- _THE PROBLEM_: Copy out all the lines in the records that include the word "title".

- _AVAILABLE DATA_:

──────────

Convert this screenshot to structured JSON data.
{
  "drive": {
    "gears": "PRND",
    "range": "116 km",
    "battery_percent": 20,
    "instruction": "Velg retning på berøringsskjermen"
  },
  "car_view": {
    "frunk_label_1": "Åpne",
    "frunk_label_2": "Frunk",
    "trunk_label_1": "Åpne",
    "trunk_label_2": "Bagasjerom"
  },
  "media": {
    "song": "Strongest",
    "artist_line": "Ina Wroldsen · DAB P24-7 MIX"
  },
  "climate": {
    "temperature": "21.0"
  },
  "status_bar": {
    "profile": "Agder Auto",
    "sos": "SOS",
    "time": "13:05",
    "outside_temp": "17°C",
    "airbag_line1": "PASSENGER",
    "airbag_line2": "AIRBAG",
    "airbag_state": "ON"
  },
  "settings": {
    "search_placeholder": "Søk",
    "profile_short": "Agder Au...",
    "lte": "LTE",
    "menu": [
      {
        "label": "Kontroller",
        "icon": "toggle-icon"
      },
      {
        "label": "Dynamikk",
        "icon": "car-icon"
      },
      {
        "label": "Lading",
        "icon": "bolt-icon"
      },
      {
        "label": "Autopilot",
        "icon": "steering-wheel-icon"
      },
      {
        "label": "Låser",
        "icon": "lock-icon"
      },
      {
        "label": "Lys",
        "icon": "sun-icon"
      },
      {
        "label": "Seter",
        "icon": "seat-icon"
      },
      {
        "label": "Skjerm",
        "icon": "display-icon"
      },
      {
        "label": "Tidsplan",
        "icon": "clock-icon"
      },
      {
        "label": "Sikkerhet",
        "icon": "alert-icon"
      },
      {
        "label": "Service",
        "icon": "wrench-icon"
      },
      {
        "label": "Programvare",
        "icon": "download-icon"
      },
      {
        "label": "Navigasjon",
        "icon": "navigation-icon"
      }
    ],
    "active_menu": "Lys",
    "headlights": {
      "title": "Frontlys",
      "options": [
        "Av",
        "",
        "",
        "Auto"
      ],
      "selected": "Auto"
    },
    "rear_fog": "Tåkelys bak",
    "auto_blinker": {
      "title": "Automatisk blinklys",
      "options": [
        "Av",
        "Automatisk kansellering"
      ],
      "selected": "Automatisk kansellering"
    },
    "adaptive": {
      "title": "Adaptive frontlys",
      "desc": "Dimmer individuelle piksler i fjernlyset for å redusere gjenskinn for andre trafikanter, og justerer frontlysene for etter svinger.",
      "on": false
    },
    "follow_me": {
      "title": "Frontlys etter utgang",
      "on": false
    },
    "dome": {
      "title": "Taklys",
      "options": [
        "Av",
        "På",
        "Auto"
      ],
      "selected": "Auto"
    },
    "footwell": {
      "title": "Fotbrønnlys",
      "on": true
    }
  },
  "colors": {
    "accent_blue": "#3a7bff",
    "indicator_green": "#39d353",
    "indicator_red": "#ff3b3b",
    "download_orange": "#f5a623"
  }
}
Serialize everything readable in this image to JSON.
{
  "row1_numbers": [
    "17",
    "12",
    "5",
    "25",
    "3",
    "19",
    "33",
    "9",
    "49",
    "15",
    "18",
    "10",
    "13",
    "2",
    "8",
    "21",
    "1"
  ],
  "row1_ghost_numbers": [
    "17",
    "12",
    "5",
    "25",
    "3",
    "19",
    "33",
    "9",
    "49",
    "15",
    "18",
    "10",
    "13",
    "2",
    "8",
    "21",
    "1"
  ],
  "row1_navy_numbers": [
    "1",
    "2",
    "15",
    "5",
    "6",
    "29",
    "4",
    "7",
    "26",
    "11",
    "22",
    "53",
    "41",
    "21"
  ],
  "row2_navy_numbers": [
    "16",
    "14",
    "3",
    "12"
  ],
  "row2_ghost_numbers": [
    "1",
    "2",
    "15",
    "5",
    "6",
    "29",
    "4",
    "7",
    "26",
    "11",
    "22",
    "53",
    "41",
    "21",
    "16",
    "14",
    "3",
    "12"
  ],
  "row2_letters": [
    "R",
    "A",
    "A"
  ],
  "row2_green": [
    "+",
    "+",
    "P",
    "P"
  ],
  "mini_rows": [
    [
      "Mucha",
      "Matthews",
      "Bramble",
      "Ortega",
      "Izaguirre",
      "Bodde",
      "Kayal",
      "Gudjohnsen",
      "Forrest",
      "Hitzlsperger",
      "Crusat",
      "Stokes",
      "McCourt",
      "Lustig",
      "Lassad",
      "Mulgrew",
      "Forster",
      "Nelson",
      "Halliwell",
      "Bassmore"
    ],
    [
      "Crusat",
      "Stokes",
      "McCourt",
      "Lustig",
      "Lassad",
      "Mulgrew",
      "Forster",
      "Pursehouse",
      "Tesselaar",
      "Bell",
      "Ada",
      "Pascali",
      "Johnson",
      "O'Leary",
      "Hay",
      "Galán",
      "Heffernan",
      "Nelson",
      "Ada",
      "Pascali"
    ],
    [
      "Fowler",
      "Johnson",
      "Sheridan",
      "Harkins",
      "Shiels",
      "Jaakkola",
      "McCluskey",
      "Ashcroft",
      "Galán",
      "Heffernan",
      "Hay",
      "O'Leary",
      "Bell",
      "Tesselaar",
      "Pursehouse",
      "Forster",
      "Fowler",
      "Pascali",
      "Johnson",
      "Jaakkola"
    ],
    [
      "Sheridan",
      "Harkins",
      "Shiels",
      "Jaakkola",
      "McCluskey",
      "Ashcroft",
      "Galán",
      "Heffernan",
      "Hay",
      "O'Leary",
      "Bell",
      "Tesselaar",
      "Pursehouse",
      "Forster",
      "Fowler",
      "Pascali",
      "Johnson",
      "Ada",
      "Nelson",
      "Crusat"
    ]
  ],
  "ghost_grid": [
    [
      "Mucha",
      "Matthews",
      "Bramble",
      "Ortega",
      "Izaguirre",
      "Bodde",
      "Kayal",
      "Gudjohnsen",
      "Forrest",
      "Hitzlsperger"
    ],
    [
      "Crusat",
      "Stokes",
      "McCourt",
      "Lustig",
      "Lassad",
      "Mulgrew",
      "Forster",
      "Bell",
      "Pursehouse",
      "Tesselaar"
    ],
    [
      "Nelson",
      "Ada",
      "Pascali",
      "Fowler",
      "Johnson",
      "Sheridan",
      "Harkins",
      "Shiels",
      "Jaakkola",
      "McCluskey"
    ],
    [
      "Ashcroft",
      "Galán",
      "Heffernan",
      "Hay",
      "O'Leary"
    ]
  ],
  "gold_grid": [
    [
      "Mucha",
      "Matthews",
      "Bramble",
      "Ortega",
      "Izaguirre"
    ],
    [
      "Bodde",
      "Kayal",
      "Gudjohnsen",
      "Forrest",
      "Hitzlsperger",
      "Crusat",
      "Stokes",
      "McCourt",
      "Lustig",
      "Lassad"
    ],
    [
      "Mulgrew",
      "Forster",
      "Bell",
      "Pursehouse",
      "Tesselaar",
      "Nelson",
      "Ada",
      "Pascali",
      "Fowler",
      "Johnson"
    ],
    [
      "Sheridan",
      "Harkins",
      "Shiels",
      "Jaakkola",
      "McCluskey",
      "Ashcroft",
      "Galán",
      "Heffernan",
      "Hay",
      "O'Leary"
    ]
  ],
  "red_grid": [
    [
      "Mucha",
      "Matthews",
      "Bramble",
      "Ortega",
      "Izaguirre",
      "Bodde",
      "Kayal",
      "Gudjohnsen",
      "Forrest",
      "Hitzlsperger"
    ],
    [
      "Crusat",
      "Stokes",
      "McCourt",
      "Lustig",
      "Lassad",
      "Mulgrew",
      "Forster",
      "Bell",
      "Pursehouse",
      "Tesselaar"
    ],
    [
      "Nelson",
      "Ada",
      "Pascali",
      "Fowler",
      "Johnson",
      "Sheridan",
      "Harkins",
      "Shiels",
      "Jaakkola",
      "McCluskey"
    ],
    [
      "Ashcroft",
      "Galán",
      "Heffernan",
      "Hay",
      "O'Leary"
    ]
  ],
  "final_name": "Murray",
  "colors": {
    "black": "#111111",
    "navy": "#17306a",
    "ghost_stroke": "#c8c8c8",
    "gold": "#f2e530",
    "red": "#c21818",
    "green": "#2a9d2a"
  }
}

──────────

- _OUTPUT FOR THIS EXERCISE_:
      "title": "Frontlys",
      "title": "Automatisk blinklys",
      "title": "Adaptive frontlys",
      "title": "Frontlys etter utgang",
      "title": "Taklys",
      "title": "Fotbrønnlys",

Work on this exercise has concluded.